What is needed:
In full and without alteration, copy the listing.

--------------------------------------------------

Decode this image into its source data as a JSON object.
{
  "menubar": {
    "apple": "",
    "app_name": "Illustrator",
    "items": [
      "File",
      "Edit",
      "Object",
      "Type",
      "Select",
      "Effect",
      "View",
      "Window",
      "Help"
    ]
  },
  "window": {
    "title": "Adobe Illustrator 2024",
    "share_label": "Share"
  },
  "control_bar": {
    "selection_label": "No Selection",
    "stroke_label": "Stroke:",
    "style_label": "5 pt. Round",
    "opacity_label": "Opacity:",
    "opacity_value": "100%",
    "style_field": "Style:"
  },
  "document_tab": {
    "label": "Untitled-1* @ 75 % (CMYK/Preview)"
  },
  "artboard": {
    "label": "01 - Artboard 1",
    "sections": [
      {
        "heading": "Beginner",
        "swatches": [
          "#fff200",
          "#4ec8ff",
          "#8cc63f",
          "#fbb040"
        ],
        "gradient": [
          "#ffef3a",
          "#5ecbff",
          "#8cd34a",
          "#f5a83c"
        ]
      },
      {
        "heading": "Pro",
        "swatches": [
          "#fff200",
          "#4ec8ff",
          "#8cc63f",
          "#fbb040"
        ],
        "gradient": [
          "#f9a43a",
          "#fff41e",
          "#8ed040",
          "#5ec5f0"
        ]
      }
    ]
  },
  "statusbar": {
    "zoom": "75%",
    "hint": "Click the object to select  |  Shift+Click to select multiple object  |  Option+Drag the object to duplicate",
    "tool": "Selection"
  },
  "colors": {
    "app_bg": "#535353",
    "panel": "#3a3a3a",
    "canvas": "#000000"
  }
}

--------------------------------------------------

Response box:
Decode this image into its source data as a JSON object.
{
  "menubar": {
    "apple": "",
    "app_name": "Illustrator",
    "items": [
      "File",
      "Edit",
      "Object",
      "Type",
      "Select",
      "Effect",
      "View",
      "Window",
      "Help"
    ]
  },
  "window": {
    "title": "Adobe Illustrator 2024",
    "share_label": "Share"
  },
  "control_bar": {
    "selection_label": "No Selection",
    "stroke_label": "Stroke:",
    "style_label": "5 pt. Round",
    "opacity_label": "Opacity:",
    "opacity_value": "100%",
    "style_field": "Style:"
  },
  "document_tab": {
    "label": "Untitled-1* @ 75 % (CMYK/Preview)"
  },
  "artboard": {
    "label": "01 - Artboard 1",
    "sections": [
      {
        "heading": "Beginner",
        "swatches": [
          "#fff200",
          "#4ec8ff",
          "#8cc63f",
          "#fbb040"
        ],
        "gradient": [
          "#ffef3a",
          "#5ecbff",
          "#8cd34a",
          "#f5a83c"
        ]
      },
      {
        "heading": "Pro",
        "swatches": [
          "#fff200",
          "#4ec8ff",
          "#8cc63f",
          "#fbb040"
        ],
        "gradient": [
          "#f9a43a",
          "#fff41e",
          "#8ed040",
          "#5ec5f0"
        ]
      }
    ]
  },
  "statusbar": {
    "zoom": "75%",
    "hint": "Click the object to select  |  Shift+Click to select multiple object  |  Option+Drag the object to duplicate",
    "tool": "Selection"
  },
  "colors": {
    "app_bg": "#535353",
    "panel": "#3a3a3a",
    "canvas": "#000000"
  }
}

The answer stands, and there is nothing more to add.